Why Facebook Needs To Lean In and Fix Its Woman Problem


When criticism started pouring in about Sheryl Sandberg’s feminist manifesto Lean In, I couldn’t help but wonder if she would have suffered so much vitriol had the Facebook COO been a man.

The answer is no. We would never expect a male to speak on behalf of all men. That would be absurd. No one told Donald Trump that his advice to "get in too late and get out too early" wasn’t applicable to single dads or that when he said "the harder you work the luckier you get" was an insult to working class men who albeit working difficult jobs won’t get the million dollar salary if they just work "harder."  

Although the criticisms levied against her are valid, it’s ridiculous for us to expect a woman to keep forever silent until she’s in a position to speak about the experience of every woman. It’s a double-standard that men aren’t held up to. I think Sandberg has done a tremendous job of making gender inequality in the workplace an issue that’s now on all our radar. For that I applaud her.

Despite my admiration for Sandberg, I’m curious as to why she’s remained completely silent on Facebook’s really obvious lady problem. Is Facebook actually anti-woman? I’m glad you asked. Let me answer that question with another question.

Does this look anti-woman to you?

Pictures courtesy of Naked Security

As Graham Cluley from Naked Security notes, this is just one of countless examples of rape-promoting material that is allowed to freely exist on Facebook. He notes that on the website's terms and conditions, it says:

"Facebook does not permit hate speech, but distinguishes between serious and humorous speech." 

There’s a been a lot of talk about the site’s oddly subjective censorship policy that allows content promoting violence against women and rape, while policing pictures of women’s bodies online. Laura Bates for The Guardian notes:

"Over the past few years, women say they have been banned from the site and seen their pages removed for posting images of cupcakes iced like labia, pictures of breastfeeding mothers and photographs of women post-mastectomy."

So just to recap. Breastfeeding? Offensive. Promoting the rape of women with illegal drugs? Hilarious!

Because Facebook has been failing to protect its users from this hateful content, Trista Hendren decided to take Facebook's misogyny problem under her own hands. She created Rapebook — a watchdog group whose role was to scan and flag the website for abusive content. They reported everything from material promoting the rape of babies to content encouraging violence against pregnant women.

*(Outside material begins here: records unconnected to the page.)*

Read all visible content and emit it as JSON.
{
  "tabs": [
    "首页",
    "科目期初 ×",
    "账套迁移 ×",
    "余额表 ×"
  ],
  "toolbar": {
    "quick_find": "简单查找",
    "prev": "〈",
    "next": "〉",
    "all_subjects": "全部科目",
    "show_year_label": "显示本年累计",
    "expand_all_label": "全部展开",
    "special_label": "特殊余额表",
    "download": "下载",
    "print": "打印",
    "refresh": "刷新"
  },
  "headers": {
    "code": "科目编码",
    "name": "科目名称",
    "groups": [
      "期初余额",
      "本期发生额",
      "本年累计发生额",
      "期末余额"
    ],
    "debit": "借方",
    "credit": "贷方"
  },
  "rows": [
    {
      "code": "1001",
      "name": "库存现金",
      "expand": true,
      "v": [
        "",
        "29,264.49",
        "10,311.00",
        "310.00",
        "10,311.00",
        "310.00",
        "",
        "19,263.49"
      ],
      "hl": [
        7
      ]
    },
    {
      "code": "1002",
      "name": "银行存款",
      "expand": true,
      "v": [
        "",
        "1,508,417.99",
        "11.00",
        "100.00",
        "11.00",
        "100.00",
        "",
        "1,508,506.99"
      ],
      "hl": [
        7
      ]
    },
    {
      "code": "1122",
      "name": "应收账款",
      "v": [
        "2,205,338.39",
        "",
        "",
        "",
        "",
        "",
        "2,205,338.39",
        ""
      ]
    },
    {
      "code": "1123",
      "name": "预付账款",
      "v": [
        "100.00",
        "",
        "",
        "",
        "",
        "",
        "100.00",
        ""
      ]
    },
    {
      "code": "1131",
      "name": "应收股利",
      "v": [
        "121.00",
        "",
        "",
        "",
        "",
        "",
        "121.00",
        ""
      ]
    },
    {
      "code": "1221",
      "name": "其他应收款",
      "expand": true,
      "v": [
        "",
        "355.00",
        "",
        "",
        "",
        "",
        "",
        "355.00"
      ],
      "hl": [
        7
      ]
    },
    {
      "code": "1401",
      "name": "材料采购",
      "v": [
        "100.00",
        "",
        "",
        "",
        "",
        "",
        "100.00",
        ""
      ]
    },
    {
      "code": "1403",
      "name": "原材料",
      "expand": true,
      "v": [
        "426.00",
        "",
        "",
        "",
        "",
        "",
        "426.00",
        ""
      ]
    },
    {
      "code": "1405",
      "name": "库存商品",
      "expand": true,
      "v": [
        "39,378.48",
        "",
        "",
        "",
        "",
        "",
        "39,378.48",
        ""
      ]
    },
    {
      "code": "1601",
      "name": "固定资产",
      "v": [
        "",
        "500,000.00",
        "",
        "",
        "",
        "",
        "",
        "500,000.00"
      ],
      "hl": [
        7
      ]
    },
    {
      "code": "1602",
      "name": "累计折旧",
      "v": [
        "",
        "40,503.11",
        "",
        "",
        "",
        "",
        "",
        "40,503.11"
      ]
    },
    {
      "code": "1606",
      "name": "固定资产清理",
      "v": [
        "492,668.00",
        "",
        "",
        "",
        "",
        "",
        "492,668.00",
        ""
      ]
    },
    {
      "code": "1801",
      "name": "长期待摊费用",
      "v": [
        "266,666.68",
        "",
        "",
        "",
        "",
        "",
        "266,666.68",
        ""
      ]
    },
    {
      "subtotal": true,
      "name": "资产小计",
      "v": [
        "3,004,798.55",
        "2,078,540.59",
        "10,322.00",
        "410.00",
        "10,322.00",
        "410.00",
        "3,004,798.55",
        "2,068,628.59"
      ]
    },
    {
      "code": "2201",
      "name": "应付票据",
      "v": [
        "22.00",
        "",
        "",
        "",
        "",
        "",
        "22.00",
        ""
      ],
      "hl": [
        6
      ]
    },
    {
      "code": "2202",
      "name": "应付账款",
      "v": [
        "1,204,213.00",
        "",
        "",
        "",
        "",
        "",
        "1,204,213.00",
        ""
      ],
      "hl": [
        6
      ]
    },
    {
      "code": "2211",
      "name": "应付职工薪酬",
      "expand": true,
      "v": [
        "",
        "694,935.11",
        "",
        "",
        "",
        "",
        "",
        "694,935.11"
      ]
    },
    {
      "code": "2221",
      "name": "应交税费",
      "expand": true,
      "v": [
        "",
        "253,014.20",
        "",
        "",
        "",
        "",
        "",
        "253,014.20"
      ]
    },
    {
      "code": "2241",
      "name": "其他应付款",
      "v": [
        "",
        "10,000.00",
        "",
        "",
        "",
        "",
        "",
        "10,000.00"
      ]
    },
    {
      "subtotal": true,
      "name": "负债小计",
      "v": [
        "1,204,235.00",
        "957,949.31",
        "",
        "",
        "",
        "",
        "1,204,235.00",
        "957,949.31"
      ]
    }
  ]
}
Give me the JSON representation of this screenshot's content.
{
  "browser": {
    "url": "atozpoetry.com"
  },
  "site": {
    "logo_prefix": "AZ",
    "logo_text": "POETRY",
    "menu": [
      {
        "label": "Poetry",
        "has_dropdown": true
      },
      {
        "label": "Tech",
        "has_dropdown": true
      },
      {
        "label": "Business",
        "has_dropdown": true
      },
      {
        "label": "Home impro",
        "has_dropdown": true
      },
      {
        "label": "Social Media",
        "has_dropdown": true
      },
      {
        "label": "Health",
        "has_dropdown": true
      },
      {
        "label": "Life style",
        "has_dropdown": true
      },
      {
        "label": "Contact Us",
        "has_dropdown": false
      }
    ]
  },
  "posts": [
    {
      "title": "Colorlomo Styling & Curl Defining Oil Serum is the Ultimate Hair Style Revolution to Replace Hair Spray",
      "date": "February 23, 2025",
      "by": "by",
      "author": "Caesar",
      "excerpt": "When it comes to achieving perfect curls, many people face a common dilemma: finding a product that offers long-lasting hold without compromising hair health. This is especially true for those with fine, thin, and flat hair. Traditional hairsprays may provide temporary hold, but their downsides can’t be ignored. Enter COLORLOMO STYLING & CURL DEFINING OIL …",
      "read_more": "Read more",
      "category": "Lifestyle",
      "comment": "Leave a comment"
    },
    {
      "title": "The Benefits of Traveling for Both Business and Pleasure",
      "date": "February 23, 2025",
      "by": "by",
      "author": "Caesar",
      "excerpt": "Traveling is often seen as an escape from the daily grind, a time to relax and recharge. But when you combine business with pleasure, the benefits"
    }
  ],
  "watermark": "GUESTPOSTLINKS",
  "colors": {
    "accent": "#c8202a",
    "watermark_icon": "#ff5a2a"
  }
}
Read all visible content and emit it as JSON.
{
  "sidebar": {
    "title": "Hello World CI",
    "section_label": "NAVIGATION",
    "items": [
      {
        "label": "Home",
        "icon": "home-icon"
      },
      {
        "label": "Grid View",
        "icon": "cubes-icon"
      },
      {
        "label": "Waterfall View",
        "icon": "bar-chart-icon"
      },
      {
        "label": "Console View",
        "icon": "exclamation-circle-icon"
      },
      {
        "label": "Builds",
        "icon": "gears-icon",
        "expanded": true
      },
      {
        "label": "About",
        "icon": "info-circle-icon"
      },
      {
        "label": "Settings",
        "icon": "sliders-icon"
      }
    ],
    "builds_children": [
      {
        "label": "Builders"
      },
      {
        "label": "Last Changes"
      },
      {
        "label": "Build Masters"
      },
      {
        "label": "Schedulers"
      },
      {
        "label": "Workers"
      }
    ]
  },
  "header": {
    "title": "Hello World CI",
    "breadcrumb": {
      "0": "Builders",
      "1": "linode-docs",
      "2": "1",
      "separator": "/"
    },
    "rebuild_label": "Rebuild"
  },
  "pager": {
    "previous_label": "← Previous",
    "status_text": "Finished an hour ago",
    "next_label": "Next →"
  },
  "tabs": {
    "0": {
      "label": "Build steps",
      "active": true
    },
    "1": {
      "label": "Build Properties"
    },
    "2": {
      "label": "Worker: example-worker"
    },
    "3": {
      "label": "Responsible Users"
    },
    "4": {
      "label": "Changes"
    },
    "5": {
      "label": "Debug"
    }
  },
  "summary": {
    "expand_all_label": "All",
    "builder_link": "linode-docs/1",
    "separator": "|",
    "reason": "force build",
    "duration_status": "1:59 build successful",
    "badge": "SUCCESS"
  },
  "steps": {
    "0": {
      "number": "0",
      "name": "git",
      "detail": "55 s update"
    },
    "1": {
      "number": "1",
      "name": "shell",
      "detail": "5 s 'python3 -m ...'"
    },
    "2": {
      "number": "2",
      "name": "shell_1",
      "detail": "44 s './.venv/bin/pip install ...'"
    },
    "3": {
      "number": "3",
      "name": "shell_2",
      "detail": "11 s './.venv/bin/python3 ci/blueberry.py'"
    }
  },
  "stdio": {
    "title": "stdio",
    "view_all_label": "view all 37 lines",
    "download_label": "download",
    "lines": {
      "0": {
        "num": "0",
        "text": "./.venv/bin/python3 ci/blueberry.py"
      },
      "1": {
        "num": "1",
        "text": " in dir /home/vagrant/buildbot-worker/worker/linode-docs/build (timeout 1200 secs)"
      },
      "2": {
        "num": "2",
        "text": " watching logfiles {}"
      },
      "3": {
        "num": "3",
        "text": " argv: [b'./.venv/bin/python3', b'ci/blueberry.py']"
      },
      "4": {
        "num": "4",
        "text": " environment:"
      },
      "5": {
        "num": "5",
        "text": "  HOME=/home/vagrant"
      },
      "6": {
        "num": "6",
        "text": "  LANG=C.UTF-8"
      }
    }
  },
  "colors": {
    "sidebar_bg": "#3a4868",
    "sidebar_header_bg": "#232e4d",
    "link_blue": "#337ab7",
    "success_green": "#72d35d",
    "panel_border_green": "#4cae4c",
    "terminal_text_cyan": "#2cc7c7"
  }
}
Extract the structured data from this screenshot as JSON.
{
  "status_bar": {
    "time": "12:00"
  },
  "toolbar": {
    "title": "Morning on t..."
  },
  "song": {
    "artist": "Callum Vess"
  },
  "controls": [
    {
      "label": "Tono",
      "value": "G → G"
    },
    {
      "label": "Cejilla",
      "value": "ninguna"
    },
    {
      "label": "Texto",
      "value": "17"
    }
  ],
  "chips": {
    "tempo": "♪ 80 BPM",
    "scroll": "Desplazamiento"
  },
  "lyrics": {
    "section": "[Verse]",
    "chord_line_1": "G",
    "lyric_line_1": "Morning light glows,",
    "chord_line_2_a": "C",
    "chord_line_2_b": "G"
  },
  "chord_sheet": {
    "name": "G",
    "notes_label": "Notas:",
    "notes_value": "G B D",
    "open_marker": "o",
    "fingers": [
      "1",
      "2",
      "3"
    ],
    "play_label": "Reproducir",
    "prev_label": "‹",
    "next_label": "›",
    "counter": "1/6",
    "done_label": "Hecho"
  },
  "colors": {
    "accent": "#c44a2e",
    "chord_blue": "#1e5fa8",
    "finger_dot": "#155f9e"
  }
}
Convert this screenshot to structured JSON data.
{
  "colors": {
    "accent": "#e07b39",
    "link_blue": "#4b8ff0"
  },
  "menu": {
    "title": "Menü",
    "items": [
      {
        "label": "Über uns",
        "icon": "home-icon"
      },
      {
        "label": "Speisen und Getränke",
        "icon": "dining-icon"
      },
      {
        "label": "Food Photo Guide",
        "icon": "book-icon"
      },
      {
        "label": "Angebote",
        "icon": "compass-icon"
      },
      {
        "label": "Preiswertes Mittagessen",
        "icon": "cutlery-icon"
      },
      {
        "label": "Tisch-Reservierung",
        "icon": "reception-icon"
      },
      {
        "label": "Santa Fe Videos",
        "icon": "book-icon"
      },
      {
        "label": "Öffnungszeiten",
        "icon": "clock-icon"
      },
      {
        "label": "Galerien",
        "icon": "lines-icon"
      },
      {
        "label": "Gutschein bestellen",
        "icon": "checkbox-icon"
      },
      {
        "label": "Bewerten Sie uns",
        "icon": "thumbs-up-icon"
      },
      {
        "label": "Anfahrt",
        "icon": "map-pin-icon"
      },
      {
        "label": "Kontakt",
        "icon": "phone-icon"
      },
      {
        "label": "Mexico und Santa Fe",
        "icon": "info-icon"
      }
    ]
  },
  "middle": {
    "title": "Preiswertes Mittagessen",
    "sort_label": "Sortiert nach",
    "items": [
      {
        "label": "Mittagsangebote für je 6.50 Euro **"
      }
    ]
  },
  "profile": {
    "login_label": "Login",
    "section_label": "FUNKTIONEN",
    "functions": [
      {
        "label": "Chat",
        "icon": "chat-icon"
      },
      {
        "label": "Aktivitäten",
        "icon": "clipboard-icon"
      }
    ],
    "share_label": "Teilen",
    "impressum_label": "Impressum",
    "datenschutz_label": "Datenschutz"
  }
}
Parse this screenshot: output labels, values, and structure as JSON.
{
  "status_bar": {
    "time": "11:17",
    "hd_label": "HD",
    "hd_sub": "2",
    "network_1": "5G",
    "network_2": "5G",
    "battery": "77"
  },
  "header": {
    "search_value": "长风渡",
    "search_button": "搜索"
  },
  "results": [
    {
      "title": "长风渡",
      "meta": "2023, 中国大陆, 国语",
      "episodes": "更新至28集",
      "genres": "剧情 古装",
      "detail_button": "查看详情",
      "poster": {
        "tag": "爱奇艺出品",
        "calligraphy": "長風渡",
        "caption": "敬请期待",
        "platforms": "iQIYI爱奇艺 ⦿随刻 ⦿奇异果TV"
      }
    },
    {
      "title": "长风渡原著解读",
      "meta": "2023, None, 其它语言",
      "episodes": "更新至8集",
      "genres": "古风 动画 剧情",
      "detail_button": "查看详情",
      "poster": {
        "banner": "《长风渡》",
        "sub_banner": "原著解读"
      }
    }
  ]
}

In the statement, Rapebook administrators explained that Facebook"s subjective policy is so biased, that it allows content promoting violence against women while deliberately removing feminist activism:

"Feminist activism is targeted for quick deletion by Facebook. Facebook will leave a picture of a woman who lies, obviously physically hurt, at the bottom of stairs, captioned 'next time don't get pregnant.' At the same time Facebook will delete a picture, taken from a news item, of a woman who displayed her breasts at a political protest and temporarily ban all the administrators of a page that displayed it."

Like any woman who dares take a stand against rape, Hendren was bombarded with rape threats. Unfortunately, there's a sad correlation between those two things. Hackers got their hands on her personal information and trolled their way into her private life calling her house repeatedly and disseminating extremely disturbing death threats (which I have seen but will not post here). For her own safety, Hendren was forced to end her courageous crusade against the type of violence that is now levelled against her personally.

Fellow PolicyMic pundit Soraya Chemaly notes that Trista's tragic tale sends a terrible message of encouragement to trolls:

"By its actions, or lack thereof, Facebook has made itself a space left more rape tolerant than rape intolerant as a result of her leaving."

Now, although I don't think it's realistic to expect Sheryl Sandberg to speak on every issue that affects women, it's disturbing that she hasn't spoken out about the blatant misogyny that takes place in her own company — especially when she said, "I really believe that when you give people authentic identity, which is what Facebook does, and you can be your real self and connect with real people online, things will change."

How are female users expected to freely express themselves in an online community that censors their vagina-shaped cupcake pictures but refuses to take down content promoting rape? More importantly, why is a woman who is profoundly dedicated to encouraging women "to stand up for themselves" not standing up for them right now?

In her book, Sandberg also asks female readers, "What would you do if you weren't afraid?" I'd like to know what Trista could have accomplished if she hadn't been afraid. I'm wondering what women could accomplish if they weren't afraid. As long as companies such as Facebook continue to disproportionately silence them, I guess we'll never know.

Facebook, uphold your own terms and conditions to insure the safety of all. Join the conversation on Facebook and on Twitter using the hashtags #SupportTrista and #LeanIn and directing your Tweets to Facebook.

For more on Facebook's lady problem, follow me on Twitter: @feministabulous